## Task goal
Repeat the records below verbatim.

Start of Data for this exercise

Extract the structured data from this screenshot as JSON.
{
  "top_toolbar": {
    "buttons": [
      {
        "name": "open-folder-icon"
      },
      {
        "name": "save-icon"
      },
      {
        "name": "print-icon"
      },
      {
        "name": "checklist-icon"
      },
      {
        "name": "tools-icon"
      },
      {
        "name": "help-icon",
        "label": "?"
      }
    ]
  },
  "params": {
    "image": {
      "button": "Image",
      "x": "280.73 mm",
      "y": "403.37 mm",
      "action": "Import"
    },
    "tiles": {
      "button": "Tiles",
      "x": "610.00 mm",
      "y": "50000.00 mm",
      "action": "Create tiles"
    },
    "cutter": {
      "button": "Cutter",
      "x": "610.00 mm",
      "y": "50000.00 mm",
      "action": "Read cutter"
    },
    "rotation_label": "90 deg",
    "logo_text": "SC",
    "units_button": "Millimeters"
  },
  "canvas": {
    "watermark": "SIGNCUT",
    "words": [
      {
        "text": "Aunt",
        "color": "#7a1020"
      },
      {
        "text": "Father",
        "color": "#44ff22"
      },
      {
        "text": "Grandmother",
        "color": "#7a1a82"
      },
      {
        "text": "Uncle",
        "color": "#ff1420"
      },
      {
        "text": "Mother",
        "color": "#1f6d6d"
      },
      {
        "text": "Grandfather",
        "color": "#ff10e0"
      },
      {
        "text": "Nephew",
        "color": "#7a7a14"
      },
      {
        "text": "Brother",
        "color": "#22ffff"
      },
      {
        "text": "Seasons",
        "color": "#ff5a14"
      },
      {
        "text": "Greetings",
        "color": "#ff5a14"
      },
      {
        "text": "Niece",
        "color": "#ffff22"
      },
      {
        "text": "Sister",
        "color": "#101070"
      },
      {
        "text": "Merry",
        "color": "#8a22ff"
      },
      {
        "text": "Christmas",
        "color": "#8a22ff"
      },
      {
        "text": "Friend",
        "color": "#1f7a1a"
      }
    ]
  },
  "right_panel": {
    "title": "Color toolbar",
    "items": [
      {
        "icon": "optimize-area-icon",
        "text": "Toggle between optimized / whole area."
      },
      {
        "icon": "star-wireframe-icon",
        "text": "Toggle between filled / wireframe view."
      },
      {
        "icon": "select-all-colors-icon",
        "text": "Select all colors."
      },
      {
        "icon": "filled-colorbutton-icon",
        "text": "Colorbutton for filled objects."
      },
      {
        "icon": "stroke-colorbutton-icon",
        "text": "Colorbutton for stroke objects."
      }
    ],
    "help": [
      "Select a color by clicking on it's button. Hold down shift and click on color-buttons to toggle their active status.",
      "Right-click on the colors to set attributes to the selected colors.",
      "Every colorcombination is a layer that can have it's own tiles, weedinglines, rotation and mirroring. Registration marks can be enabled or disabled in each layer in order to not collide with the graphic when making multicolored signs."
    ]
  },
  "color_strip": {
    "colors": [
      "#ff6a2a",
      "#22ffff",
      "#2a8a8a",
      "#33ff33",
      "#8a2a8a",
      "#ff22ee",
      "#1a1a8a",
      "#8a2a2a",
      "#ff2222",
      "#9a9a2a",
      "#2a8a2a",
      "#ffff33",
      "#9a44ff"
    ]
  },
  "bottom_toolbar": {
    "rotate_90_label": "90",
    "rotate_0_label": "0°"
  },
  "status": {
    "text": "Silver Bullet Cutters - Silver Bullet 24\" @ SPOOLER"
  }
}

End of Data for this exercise

## Exercise response
Extract the structured data from this screenshot as JSON.
{
  "top_toolbar": {
    "buttons": [
      {
        "name": "open-folder-icon"
      },
      {
        "name": "save-icon"
      },
      {
        "name": "print-icon"
      },
      {
        "name": "checklist-icon"
      },
      {
        "name": "tools-icon"
      },
      {
        "name": "help-icon",
        "label": "?"
      }
    ]
  },
  "params": {
    "image": {
      "button": "Image",
      "x": "280.73 mm",
      "y": "403.37 mm",
      "action": "Import"
    },
    "tiles": {
      "button": "Tiles",
      "x": "610.00 mm",
      "y": "50000.00 mm",
      "action": "Create tiles"
    },
    "cutter": {
      "button": "Cutter",
      "x": "610.00 mm",
      "y": "50000.00 mm",
      "action": "Read cutter"
    },
    "rotation_label": "90 deg",
    "logo_text": "SC",
    "units_button": "Millimeters"
  },
  "canvas": {
    "watermark": "SIGNCUT",
    "words": [
      {
        "text": "Aunt",
        "color": "#7a1020"
      },
      {
        "text": "Father",
        "color": "#44ff22"
      },
      {
        "text": "Grandmother",
        "color": "#7a1a82"
      },
      {
        "text": "Uncle",
        "color": "#ff1420"
      },
      {
        "text": "Mother",
        "color": "#1f6d6d"
      },
      {
        "text": "Grandfather",
        "color": "#ff10e0"
      },
      {
        "text": "Nephew",
        "color": "#7a7a14"
      },
      {
        "text": "Brother",
        "color": "#22ffff"
      },
      {
        "text": "Seasons",
        "color": "#ff5a14"
      },
      {
        "text": "Greetings",
        "color": "#ff5a14"
      },
      {
        "text": "Niece",
        "color": "#ffff22"
      },
      {
        "text": "Sister",
        "color": "#101070"
      },
      {
        "text": "Merry",
        "color": "#8a22ff"
      },
      {
        "text": "Christmas",
        "color": "#8a22ff"
      },
      {
        "text": "Friend",
        "color": "#1f7a1a"
      }
    ]
  },
  "right_panel": {
    "title": "Color toolbar",
    "items": [
      {
        "icon": "optimize-area-icon",
        "text": "Toggle between optimized / whole area."
      },
      {
        "icon": "star-wireframe-icon",
        "text": "Toggle between filled / wireframe view."
      },
      {
        "icon": "select-all-colors-icon",
        "text": "Select all colors."
      },
      {
        "icon": "filled-colorbutton-icon",
        "text": "Colorbutton for filled objects."
      },
      {
        "icon": "stroke-colorbutton-icon",
        "text": "Colorbutton for stroke objects."
      }
    ],
    "help": [
      "Select a color by clicking on it's button. Hold down shift and click on color-buttons to toggle their active status.",
      "Right-click on the colors to set attributes to the selected colors.",
      "Every colorcombination is a layer that can have it's own tiles, weedinglines, rotation and mirroring. Registration marks can be enabled or disabled in each layer in order to not collide with the graphic when making multicolored signs."
    ]
  },
  "color_strip": {
    "colors": [
      "#ff6a2a",
      "#22ffff",
      "#2a8a8a",
      "#33ff33",
      "#8a2a8a",
      "#ff22ee",
      "#1a1a8a",
      "#8a2a2a",
      "#ff2222",
      "#9a9a2a",
      "#2a8a2a",
      "#ffff33",
      "#9a44ff"
    ]
  },
  "bottom_toolbar": {
    "rotate_90_label": "90",
    "rotate_0_label": "0°"
  },
  "status": {
    "text": "Silver Bullet Cutters - Silver Bullet 24\" @ SPOOLER"
  }
}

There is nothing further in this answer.